Science and Comics Fellowship
The University of Oregon Science/Comics Interdisciplinary Research Program unites two growing areas at the University of Oregon: Comics & Cartoon Studies and STEM (science, technology, engineering, and mathematics). This program encourages interdisciplinary research and spurs curriculum development. We bring together faculty, students, and researchers from numerous departments, programs, and campus facilities to produce scholarship that utilizes both humanistic and scientific research practices.
The initiative began with a fellowship project in Spring 2020; we paired students from Comics Studies with Professors in Physics and Neuroscience to produce graphic narratives illustrating and explaining UO faculty members’ scientific research. Following the successful completion of the first stage of the Science/Comics initiative in Summer 2020, the program will now expand with applications across additional fields.
Goals include: the establishment of cross-campus workshops devoted to communicating scientific research through comics and sequential art; a course or courses in which Comics Studies students work alongside STEM students to produce compelling and visually engaging research descriptions; a research publication compiling the graphic narratives produced by Comics Studies/STEM students; gallery and museum shows in which student work is displayed for a public audience.
How to Participate

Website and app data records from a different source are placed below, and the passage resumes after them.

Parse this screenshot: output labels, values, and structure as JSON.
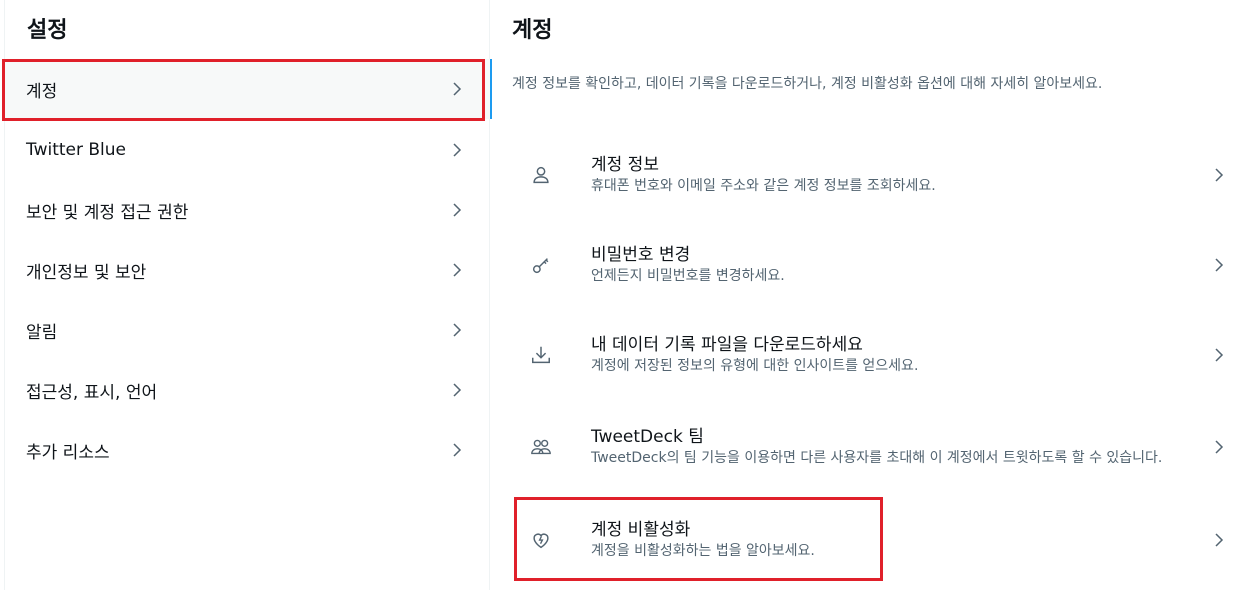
{
  "left": {
    "title": "설정",
    "items": [
      {
        "label": "계정"
      },
      {
        "label": "Twitter Blue"
      },
      {
        "label": "보안 및 계정 접근 권한"
      },
      {
        "label": "개인정보 및 보안"
      },
      {
        "label": "알림"
      },
      {
        "label": "접근성, 표시, 언어"
      },
      {
        "label": "추가 리소스"
      }
    ]
  },
  "right": {
    "title": "계정",
    "description": "계정 정보를 확인하고, 데이터 기록을 다운로드하거나, 계정 비활성화 옵션에 대해 자세히 알아보세요.",
    "items": [
      {
        "title": "계정 정보",
        "subtitle": "휴대폰 번호와 이메일 주소와 같은 계정 정보를 조회하세요.",
        "icon": "person-icon"
      },
      {
        "title": "비밀번호 변경",
        "subtitle": "언제든지 비밀번호를 변경하세요.",
        "icon": "key-icon"
      },
      {
        "title": "내 데이터 기록 파일을 다운로드하세요",
        "subtitle": "계정에 저장된 정보의 유형에 대한 인사이트를 얻으세요.",
        "icon": "download-icon"
      },
      {
        "title": "TweetDeck 팀",
        "subtitle": "TweetDeck의 팀 기능을 이용하면 다른 사용자를 초대해 이 계정에서 트윗하도록 할 수 있습니다.",
        "icon": "people-icon"
      },
      {
        "title": "계정 비활성화",
        "subtitle": "계정을 비활성화하는 법을 알아보세요.",
        "icon": "broken-heart-icon"
      }
    ]
  },
  "colors": {
    "accent": "#1d9bf0",
    "highlight": "#e0202a",
    "secondary_text": "#536471"
  }
}
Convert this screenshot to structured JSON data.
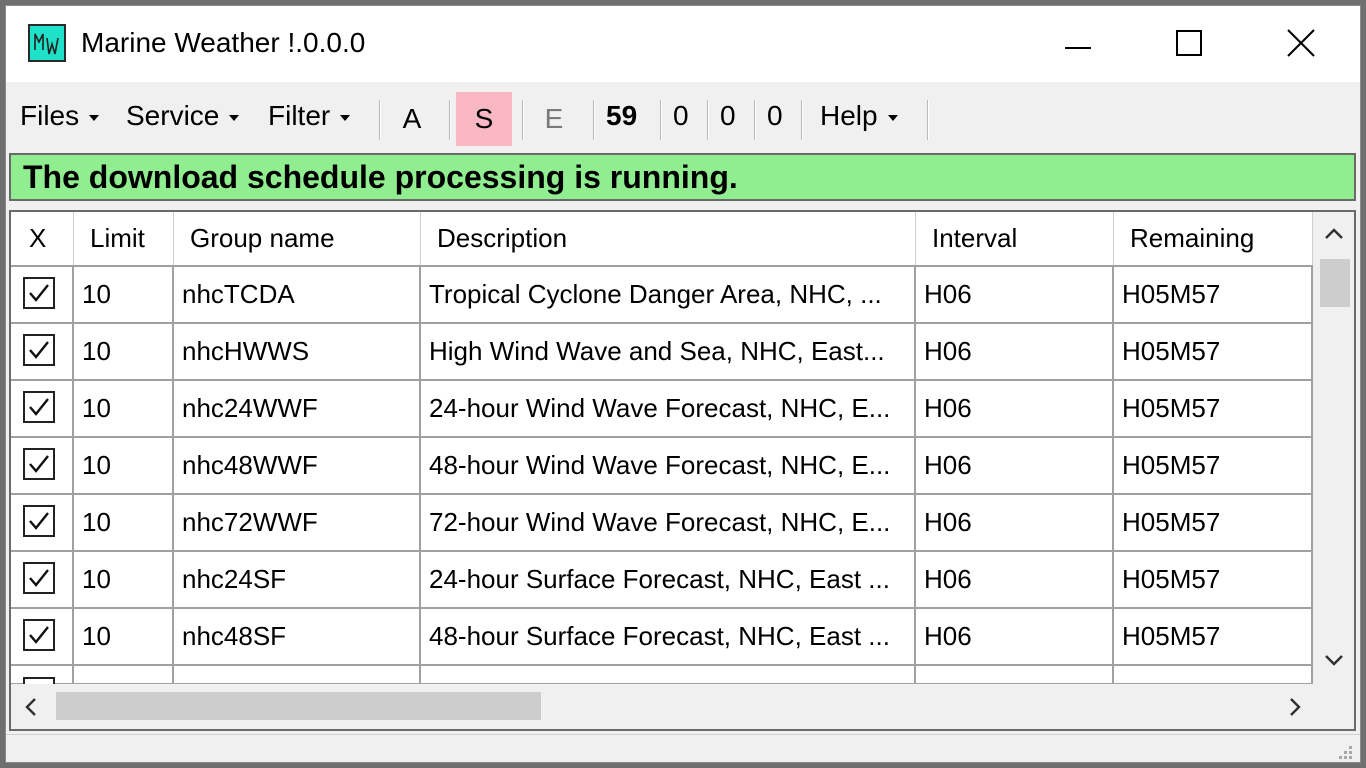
{
  "window": {
    "title": "Marine Weather !.0.0.0",
    "app_icon_name": "mw-app-icon",
    "controls": [
      "minimize-icon",
      "maximize-icon",
      "close-icon"
    ]
  },
  "menu": {
    "files": "Files",
    "service": "Service",
    "filter": "Filter",
    "btn_a": "A",
    "btn_s": "S",
    "btn_e": "E",
    "count_1": "59",
    "count_2": "0",
    "count_3": "0",
    "count_4": "0",
    "help": "Help"
  },
  "status_banner": {
    "text": "The download schedule processing is running.",
    "color": "#90ee90"
  },
  "active_button_color": "#f8b7c2",
  "grid": {
    "columns": [
      "X",
      "Limit",
      "Group name",
      "Description",
      "Interval",
      "Remaining"
    ],
    "rows": [
      {
        "checked": true,
        "limit": "10",
        "group": "nhcTCDA",
        "description": "Tropical Cyclone Danger Area, NHC, ...",
        "interval": "H06",
        "remaining": "H05M57"
      },
      {
        "checked": true,
        "limit": "10",
        "group": "nhcHWWS",
        "description": "High Wind Wave and Sea, NHC, East...",
        "interval": "H06",
        "remaining": "H05M57"
      },
      {
        "checked": true,
        "limit": "10",
        "group": "nhc24WWF",
        "description": "24-hour Wind Wave Forecast, NHC, E...",
        "interval": "H06",
        "remaining": "H05M57"
      },
      {
        "checked": true,
        "limit": "10",
        "group": "nhc48WWF",
        "description": "48-hour Wind Wave Forecast, NHC, E...",
        "interval": "H06",
        "remaining": "H05M57"
      },
      {
        "checked": true,
        "limit": "10",
        "group": "nhc72WWF",
        "description": "72-hour Wind Wave Forecast, NHC, E...",
        "interval": "H06",
        "remaining": "H05M57"
      },
      {
        "checked": true,
        "limit": "10",
        "group": "nhc24SF",
        "description": "24-hour Surface Forecast, NHC, East ...",
        "interval": "H06",
        "remaining": "H05M57"
      },
      {
        "checked": true,
        "limit": "10",
        "group": "nhc48SF",
        "description": "48-hour Surface Forecast, NHC, East ...",
        "interval": "H06",
        "remaining": "H05M57"
      }
    ]
  }
}
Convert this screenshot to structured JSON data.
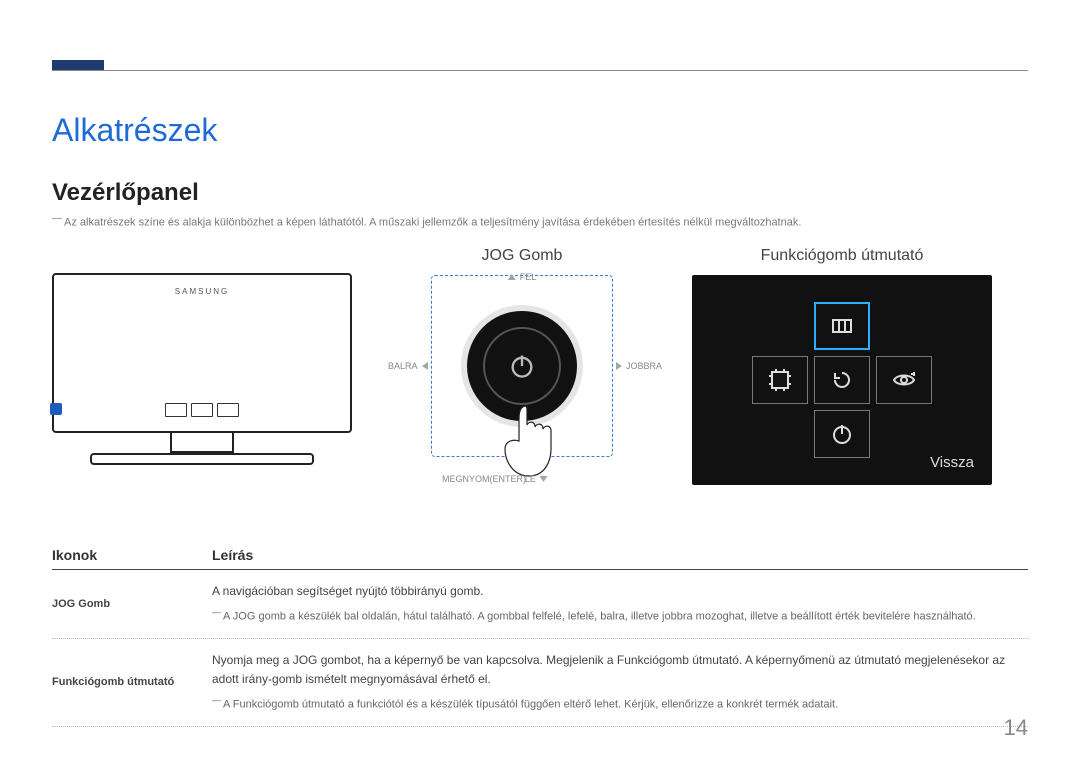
{
  "page_number": "14",
  "section_title": "Alkatrészek",
  "subsection_title": "Vezérlőpanel",
  "note_text": "Az alkatrészek színe és alakja különbözhet a képen láthatótól. A műszaki jellemzők a teljesítmény javítása érdekében értesítés nélkül megváltozhatnak.",
  "monitor_brand": "SAMSUNG",
  "jog": {
    "title": "JOG Gomb",
    "up": "FEL",
    "down": "LE",
    "left": "BALRA",
    "right": "JOBBRA",
    "enter": "MEGNYOM(ENTER)"
  },
  "guide": {
    "title": "Funkciógomb útmutató",
    "back_label": "Vissza"
  },
  "table": {
    "head_icons": "Ikonok",
    "head_desc": "Leírás",
    "rows": [
      {
        "name": "JOG Gomb",
        "desc_main": "A navigációban segítséget nyújtó többirányú gomb.",
        "desc_sub": "A JOG gomb a készülék bal oldalán, hátul található. A gombbal felfelé, lefelé, balra, illetve jobbra mozoghat, illetve a beállított érték bevitelére használható."
      },
      {
        "name": "Funkciógomb útmutató",
        "desc_main": "Nyomja meg a JOG gombot, ha a képernyő be van kapcsolva. Megjelenik a Funkciógomb útmutató. A képernyőmenü az útmutató megjelenésekor az adott irány-gomb ismételt megnyomásával érhető el.",
        "desc_sub": "A Funkciógomb útmutató a funkciótól és a készülék típusától függően eltérő lehet. Kérjük, ellenőrizze a konkrét termék adatait."
      }
    ]
  }
}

Two fellowships of $1,000 each will be awarded for Winter 2023. Apply here by December 2, 2022.
Artists are selected based on the strength of their applications and their ability to produce a body of work within a term/semester.
Eligibility: Applicants must be enrolled UO undergraduates with experience drawing comics.
- 300-word essay on your qualifications and what you hope to gain from a science-comics collaboration
- A small sample portfolio with at least two examples of your comics art
Previous Fellowship Finalists
We are thrilled to celebrate the Science/Comics Fellowship recipients: Spring 2020–Mary Hubbert and Audra McNamee; Fall 2020–Chloe DaMommio and Rose Gibian; Winter 2021– Page Biersdorff and Isabel Lopez; and Spring 2021–Jessica Bolden and Meghan Chrissakis. Mary worked with professor Tien-Tien Yu, and Audra worked with professor Luca Mazzucato. Chloe worked with professor Jayson Paulose, and Rose worked with professor Tim Cohen. Page worked with professor Laura Jeanty, and Isabel worked with professor Scott Fisher. Jessica worked with Pragalv Karki, and Meghan worked with professor Ben Farr. Their incredible work is shown below.
“Getting to Know Dark Matter” by Mary Hubbert and Tien-Tien Yu
“A Trip into Serotonin” by Audra McNamee and Luca Mazzucato
“How to Build a Universe” by Rose Gibian and Tim Cohen
“Let the Genes Fall Where They May” by Chloe DaMommio and Jayson Paulose
“Symmetry in Physics” by Page Biersdorff and Dr. Laura Jeanty
“From Space to Earth and Back Again“ by Isabel Lopez and Dr. Scott Fisher
“Metamaterials: Bending Reality” by Jessica Bolden and Pragalv Karki
“Mysteries of Space“ by Meghan Chrissakis and Dr. Ben Farr